● **Activity**
From the first line to the last, write out the records below exactly as they appear.

● **Recorded information**

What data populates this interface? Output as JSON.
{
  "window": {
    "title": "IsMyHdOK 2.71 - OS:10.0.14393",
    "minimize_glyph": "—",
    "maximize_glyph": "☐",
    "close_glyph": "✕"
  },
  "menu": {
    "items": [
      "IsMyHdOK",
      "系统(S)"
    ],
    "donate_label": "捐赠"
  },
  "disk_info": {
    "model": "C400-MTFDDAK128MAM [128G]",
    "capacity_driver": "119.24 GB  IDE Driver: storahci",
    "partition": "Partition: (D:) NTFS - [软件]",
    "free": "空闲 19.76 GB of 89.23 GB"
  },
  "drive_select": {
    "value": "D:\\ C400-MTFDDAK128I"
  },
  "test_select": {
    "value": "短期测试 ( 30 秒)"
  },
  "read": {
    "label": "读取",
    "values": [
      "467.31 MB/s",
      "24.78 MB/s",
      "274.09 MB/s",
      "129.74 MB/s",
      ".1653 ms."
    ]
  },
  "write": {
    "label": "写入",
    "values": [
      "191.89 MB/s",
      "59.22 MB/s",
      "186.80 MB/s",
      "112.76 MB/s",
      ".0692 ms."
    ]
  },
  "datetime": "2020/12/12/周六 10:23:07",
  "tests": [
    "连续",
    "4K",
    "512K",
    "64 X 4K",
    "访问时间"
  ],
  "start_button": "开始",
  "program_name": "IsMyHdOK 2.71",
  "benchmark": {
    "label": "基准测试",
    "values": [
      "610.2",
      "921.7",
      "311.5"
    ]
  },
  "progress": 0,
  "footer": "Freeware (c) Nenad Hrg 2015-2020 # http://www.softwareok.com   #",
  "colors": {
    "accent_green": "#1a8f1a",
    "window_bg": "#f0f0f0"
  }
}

● **Written solution**
What data populates this interface? Output as JSON.
{
  "window": {
    "title": "IsMyHdOK 2.71 - OS:10.0.14393",
    "minimize_glyph": "—",
    "maximize_glyph": "☐",
    "close_glyph": "✕"
  },
  "menu": {
    "items": [
      "IsMyHdOK",
      "系统(S)"
    ],
    "donate_label": "捐赠"
  },
  "disk_info": {
    "model": "C400-MTFDDAK128MAM [128G]",
    "capacity_driver": "119.24 GB  IDE Driver: storahci",
    "partition": "Partition: (D:) NTFS - [软件]",
    "free": "空闲 19.76 GB of 89.23 GB"
  },
  "drive_select": {
    "value": "D:\\ C400-MTFDDAK128I"
  },
  "test_select": {
    "value": "短期测试 ( 30 秒)"
  },
  "read": {
    "label": "读取",
    "values": [
      "467.31 MB/s",
      "24.78 MB/s",
      "274.09 MB/s",
      "129.74 MB/s",
      ".1653 ms."
    ]
  },
  "write": {
    "label": "写入",
    "values": [
      "191.89 MB/s",
      "59.22 MB/s",
      "186.80 MB/s",
      "112.76 MB/s",
      ".0692 ms."
    ]
  },
  "datetime": "2020/12/12/周六 10:23:07",
  "tests": [
    "连续",
    "4K",
    "512K",
    "64 X 4K",
    "访问时间"
  ],
  "start_button": "开始",
  "program_name": "IsMyHdOK 2.71",
  "benchmark": {
    "label": "基准测试",
    "values": [
      "610.2",
      "921.7",
      "311.5"
    ]
  },
  "progress": 0,
  "footer": "Freeware (c) Nenad Hrg 2015-2020 # http://www.softwareok.com   #",
  "colors": {
    "accent_green": "#1a8f1a",
    "window_bg": "#f0f0f0"
  }
}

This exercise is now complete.